## BRIEF
Give the records below again exactly, and exclude each picture.

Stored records
******************************

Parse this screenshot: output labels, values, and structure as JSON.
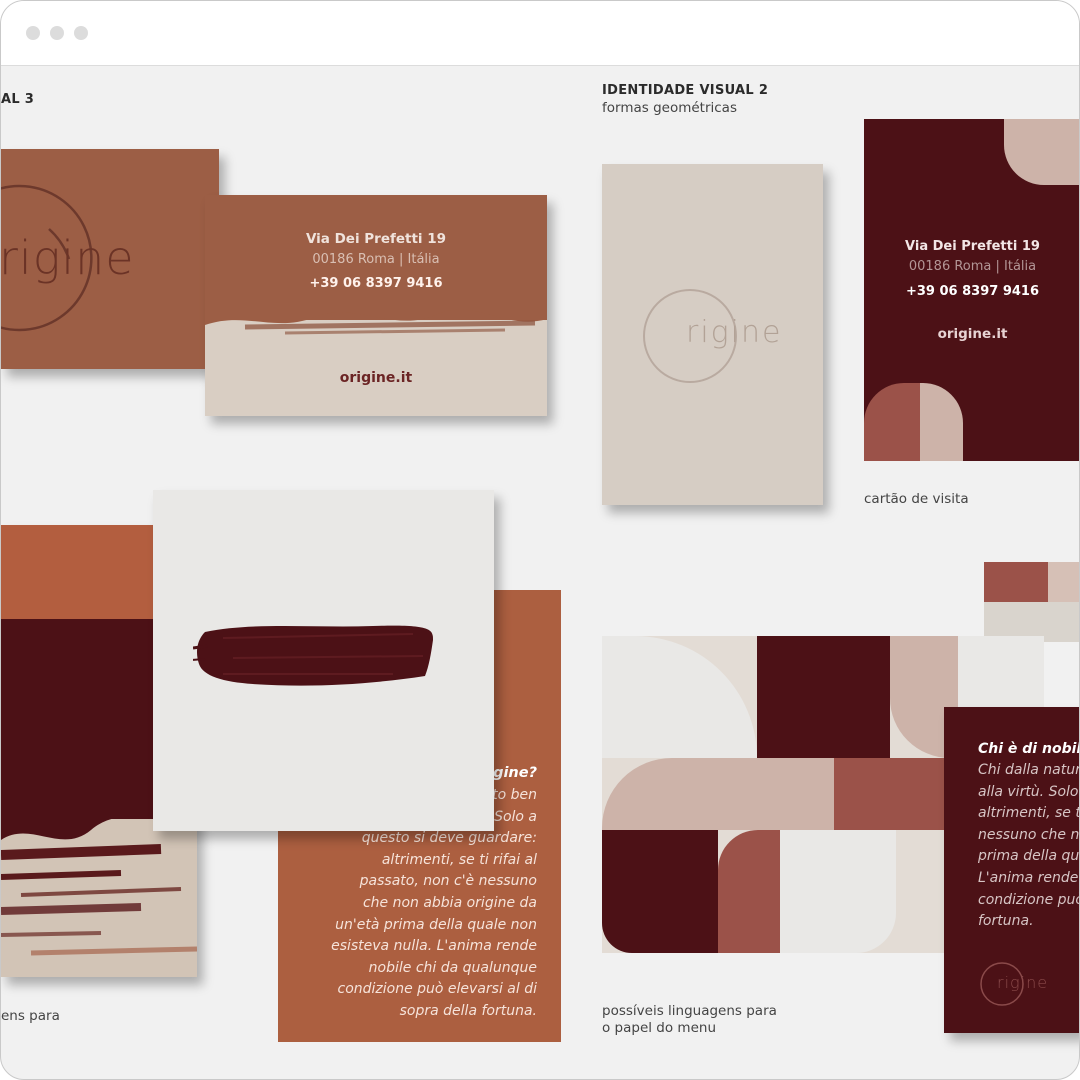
{
  "window": {
    "controls": [
      "close",
      "minimize",
      "maximize"
    ]
  },
  "left_section": {
    "title": "AL 3"
  },
  "right_section": {
    "title": "IDENTIDADE VISUAL 2",
    "subtitle": "formas geométricas"
  },
  "business_card_left": {
    "logo": "rigine",
    "street": "Via Dei Prefetti 19",
    "city": "00186 Roma | Itália",
    "phone": "+39 06 8397 9416",
    "website": "origine.it"
  },
  "business_card_right": {
    "logo": "rigine",
    "street": "Via Dei Prefetti 19",
    "city": "00186 Roma | Itália",
    "phone": "+39 06 8397 9416",
    "website": "origine.it"
  },
  "captions": {
    "left_bottom": "ens para",
    "business_card": "cartão de visita",
    "menu_line1": "possíveis linguagens para",
    "menu_line2": "o papel do menu"
  },
  "orange_menu": {
    "heading": "rigine?",
    "lines": [
      "to ben",
      "Solo a",
      "questo si deve guardare:",
      "altrimenti, se ti rifai al",
      "passato, non c'è nessuno",
      "che non abbia origine da",
      "un'età prima della quale non",
      "esisteva nulla. L'anima rende",
      "nobile chi da qualunque",
      "condizione può elevarsi al di",
      "sopra della fortuna."
    ]
  },
  "maroon_menu": {
    "heading": "Chi è di nobile",
    "lines": [
      "Chi dalla natur",
      "alla virtù. Solo c",
      "altrimenti, se ti",
      "nessuno che no",
      "prima della qua",
      "L'anima rende n",
      "condizione può",
      "fortuna."
    ],
    "logo": "rigine"
  },
  "colors": {
    "terracotta": "#9c5e45",
    "burnt_orange": "#ac5f40",
    "maroon": "#4c1116",
    "rose": "#8c4a42",
    "blush": "#cdb3a9",
    "beige": "#d6cdc4",
    "paper": "#e9e8e6"
  }
}
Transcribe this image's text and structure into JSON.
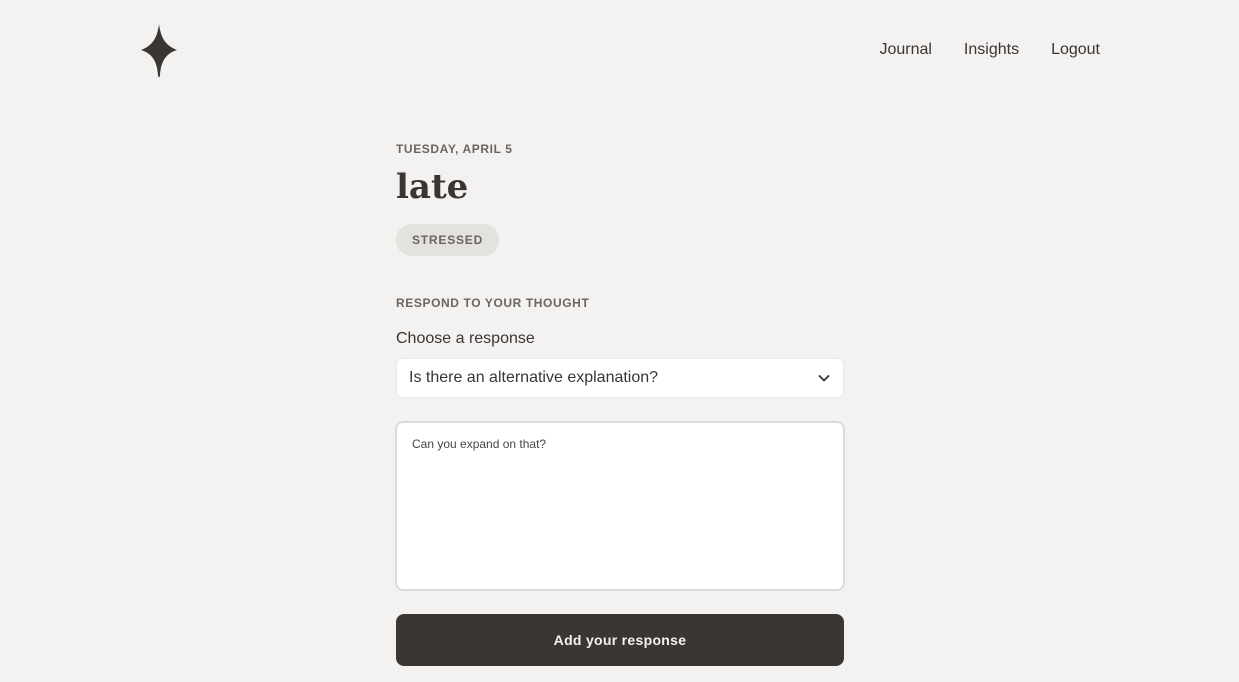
{
  "logo": {
    "icon": "sparkle-star-icon",
    "color": "#3a3633"
  },
  "nav": {
    "items": [
      "Journal",
      "Insights",
      "Logout"
    ]
  },
  "entry": {
    "date": "TUESDAY, APRIL 5",
    "title": "late",
    "mood_badge": "STRESSED"
  },
  "respond": {
    "section_label": "RESPOND TO YOUR THOUGHT",
    "choose_label": "Choose a response",
    "selected_response": "Is there an alternative explanation?",
    "textarea_placeholder": "Can you expand on that?",
    "submit_label": "Add your response"
  },
  "colors": {
    "background": "#f3f2f0",
    "button": "#3a3633",
    "badge": "#e3e2df"
  }
}
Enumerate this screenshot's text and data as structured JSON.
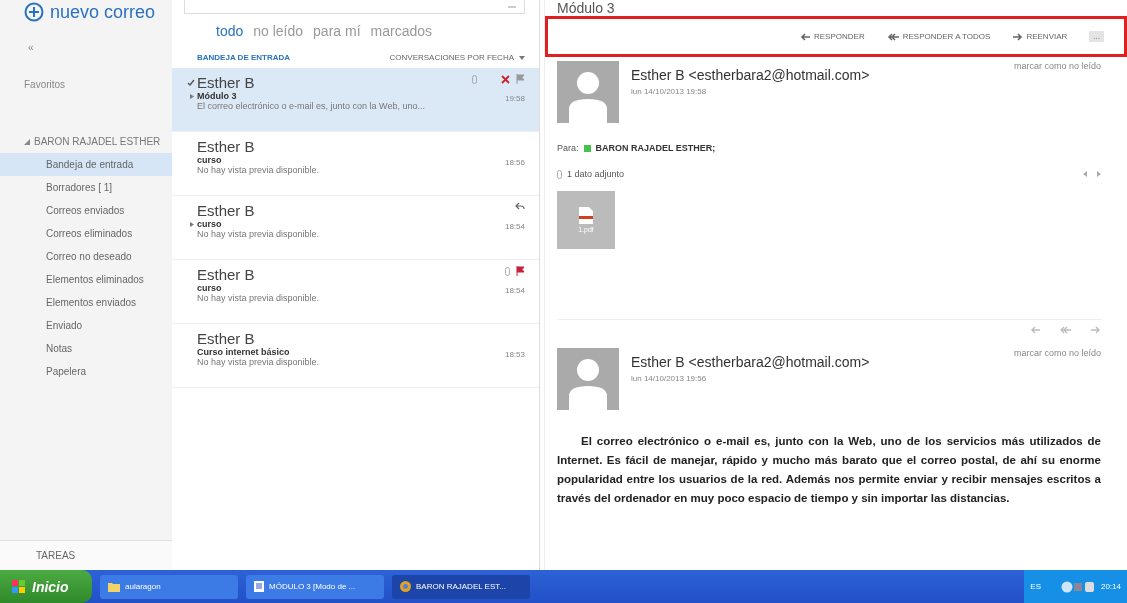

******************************

## SOLUTION BELOW
Parse this screenshot: output labels, values, and structure as JSON.
{
  "window": {
    "controls": [
      "close",
      "minimize",
      "maximize"
    ]
  },
  "left_section": {
    "title": "AL 3"
  },
  "right_section": {
    "title": "IDENTIDADE VISUAL 2",
    "subtitle": "formas geométricas"
  },
  "business_card_left": {
    "logo": "rigine",
    "street": "Via Dei Prefetti 19",
    "city": "00186 Roma | Itália",
    "phone": "+39 06 8397 9416",
    "website": "origine.it"
  },
  "business_card_right": {
    "logo": "rigine",
    "street": "Via Dei Prefetti 19",
    "city": "00186 Roma | Itália",
    "phone": "+39 06 8397 9416",
    "website": "origine.it"
  },
  "captions": {
    "left_bottom": "ens para",
    "business_card": "cartão de visita",
    "menu_line1": "possíveis linguagens para",
    "menu_line2": "o papel do menu"
  },
  "orange_menu": {
    "heading": "rigine?",
    "lines": [
      "to ben",
      "Solo a",
      "questo si deve guardare:",
      "altrimenti, se ti rifai al",
      "passato, non c'è nessuno",
      "che non abbia origine da",
      "un'età prima della quale non",
      "esisteva nulla. L'anima rende",
      "nobile chi da qualunque",
      "condizione può elevarsi al di",
      "sopra della fortuna."
    ]
  },
  "maroon_menu": {
    "heading": "Chi è di nobile",
    "lines": [
      "Chi dalla natur",
      "alla virtù. Solo c",
      "altrimenti, se ti",
      "nessuno che no",
      "prima della qua",
      "L'anima rende n",
      "condizione può",
      "fortuna."
    ],
    "logo": "rigine"
  },
  "colors": {
    "terracotta": "#9c5e45",
    "burnt_orange": "#ac5f40",
    "maroon": "#4c1116",
    "rose": "#8c4a42",
    "blush": "#cdb3a9",
    "beige": "#d6cdc4",
    "paper": "#e9e8e6"
  }
}
Transcribe this image's text and structure into JSON.
{
  "logo": {
    "icon": "sparkle-star-icon",
    "color": "#3a3633"
  },
  "nav": {
    "items": [
      "Journal",
      "Insights",
      "Logout"
    ]
  },
  "entry": {
    "date": "TUESDAY, APRIL 5",
    "title": "late",
    "mood_badge": "STRESSED"
  },
  "respond": {
    "section_label": "RESPOND TO YOUR THOUGHT",
    "choose_label": "Choose a response",
    "selected_response": "Is there an alternative explanation?",
    "textarea_placeholder": "Can you expand on that?",
    "submit_label": "Add your response"
  },
  "colors": {
    "background": "#f3f2f0",
    "button": "#3a3633",
    "badge": "#e3e2df"
  }
}
Enumerate this screenshot's text and data as structured JSON.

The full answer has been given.